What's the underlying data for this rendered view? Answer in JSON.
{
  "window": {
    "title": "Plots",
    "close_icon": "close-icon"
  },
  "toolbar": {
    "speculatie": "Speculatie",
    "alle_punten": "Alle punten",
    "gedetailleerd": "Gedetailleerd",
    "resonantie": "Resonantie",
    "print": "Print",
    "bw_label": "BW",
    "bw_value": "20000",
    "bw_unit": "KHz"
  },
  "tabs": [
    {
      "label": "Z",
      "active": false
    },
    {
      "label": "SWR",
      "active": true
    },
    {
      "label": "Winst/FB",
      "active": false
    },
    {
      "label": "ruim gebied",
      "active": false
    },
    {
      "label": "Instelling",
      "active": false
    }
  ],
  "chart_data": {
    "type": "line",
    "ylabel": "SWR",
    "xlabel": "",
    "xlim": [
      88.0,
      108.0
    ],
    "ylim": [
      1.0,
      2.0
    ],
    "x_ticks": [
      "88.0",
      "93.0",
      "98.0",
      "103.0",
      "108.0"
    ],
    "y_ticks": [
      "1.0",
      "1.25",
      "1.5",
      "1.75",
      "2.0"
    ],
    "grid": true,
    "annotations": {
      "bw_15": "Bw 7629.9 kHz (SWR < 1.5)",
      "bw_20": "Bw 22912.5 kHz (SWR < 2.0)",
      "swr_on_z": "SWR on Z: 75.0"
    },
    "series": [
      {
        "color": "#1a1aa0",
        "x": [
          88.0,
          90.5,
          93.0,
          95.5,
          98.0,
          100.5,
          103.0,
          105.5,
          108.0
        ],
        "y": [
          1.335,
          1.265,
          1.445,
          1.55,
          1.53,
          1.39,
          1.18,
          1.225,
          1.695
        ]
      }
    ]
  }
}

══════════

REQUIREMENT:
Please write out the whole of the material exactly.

WORKED SOLUTION:
What's the underlying data for this rendered view? Answer in JSON.
{
  "window": {
    "title": "Plots",
    "close_icon": "close-icon"
  },
  "toolbar": {
    "speculatie": "Speculatie",
    "alle_punten": "Alle punten",
    "gedetailleerd": "Gedetailleerd",
    "resonantie": "Resonantie",
    "print": "Print",
    "bw_label": "BW",
    "bw_value": "20000",
    "bw_unit": "KHz"
  },
  "tabs": [
    {
      "label": "Z",
      "active": false
    },
    {
      "label": "SWR",
      "active": true
    },
    {
      "label": "Winst/FB",
      "active": false
    },
    {
      "label": "ruim gebied",
      "active": false
    },
    {
      "label": "Instelling",
      "active": false
    }
  ],
  "chart_data": {
    "type": "line",
    "ylabel": "SWR",
    "xlabel": "",
    "xlim": [
      88.0,
      108.0
    ],
    "ylim": [
      1.0,
      2.0
    ],
    "x_ticks": [
      "88.0",
      "93.0",
      "98.0",
      "103.0",
      "108.0"
    ],
    "y_ticks": [
      "1.0",
      "1.25",
      "1.5",
      "1.75",
      "2.0"
    ],
    "grid": true,
    "annotations": {
      "bw_15": "Bw 7629.9 kHz (SWR < 1.5)",
      "bw_20": "Bw 22912.5 kHz (SWR < 2.0)",
      "swr_on_z": "SWR on Z: 75.0"
    },
    "series": [
      {
        "color": "#1a1aa0",
        "x": [
          88.0,
          90.5,
          93.0,
          95.5,
          98.0,
          100.5,
          103.0,
          105.5,
          108.0
        ],
        "y": [
          1.335,
          1.265,
          1.445,
          1.55,
          1.53,
          1.39,
          1.18,
          1.225,
          1.695
        ]
      }
    ]
  }
}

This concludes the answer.